Report every line of the records below that contains the word "JSON".
┌─ SUPPLIED MATERIAL
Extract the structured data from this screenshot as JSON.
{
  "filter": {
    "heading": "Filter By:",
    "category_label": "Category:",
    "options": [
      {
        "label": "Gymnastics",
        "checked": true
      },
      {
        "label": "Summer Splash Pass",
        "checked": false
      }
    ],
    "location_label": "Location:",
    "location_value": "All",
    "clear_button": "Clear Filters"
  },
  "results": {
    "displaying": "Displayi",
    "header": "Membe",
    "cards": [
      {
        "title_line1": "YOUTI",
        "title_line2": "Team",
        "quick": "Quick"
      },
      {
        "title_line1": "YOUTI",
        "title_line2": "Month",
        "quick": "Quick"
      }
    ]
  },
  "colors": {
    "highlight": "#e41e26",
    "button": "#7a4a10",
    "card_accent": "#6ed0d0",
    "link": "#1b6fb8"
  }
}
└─
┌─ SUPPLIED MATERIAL
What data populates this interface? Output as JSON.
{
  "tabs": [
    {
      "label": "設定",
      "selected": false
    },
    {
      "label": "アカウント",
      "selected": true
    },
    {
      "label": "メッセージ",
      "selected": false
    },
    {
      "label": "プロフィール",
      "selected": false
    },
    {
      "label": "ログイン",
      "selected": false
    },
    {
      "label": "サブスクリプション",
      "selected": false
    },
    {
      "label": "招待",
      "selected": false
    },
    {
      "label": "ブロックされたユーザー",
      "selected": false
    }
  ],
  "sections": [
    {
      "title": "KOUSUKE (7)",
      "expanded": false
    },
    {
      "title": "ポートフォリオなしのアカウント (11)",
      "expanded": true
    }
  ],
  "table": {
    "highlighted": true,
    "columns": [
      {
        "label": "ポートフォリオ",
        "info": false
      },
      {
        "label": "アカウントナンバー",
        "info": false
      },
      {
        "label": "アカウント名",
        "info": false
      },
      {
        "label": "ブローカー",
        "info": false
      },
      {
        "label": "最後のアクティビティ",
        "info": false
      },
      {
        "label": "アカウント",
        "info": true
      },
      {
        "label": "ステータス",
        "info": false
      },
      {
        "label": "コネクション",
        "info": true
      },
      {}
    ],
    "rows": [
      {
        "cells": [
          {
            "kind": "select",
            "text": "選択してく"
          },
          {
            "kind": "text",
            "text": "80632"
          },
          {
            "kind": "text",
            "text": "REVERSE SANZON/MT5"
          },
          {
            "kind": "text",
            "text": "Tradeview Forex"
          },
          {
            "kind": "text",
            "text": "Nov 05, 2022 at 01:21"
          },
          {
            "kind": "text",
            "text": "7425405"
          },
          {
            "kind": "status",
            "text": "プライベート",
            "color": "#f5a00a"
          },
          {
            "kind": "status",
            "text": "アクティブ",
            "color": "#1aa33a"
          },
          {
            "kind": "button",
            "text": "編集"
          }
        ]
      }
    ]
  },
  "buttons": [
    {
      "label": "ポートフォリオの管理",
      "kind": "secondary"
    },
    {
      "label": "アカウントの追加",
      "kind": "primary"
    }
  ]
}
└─
EXERCISE RESULT:
Extract the structured data from this screenshot as JSON.
What data populates this interface? Output as JSON.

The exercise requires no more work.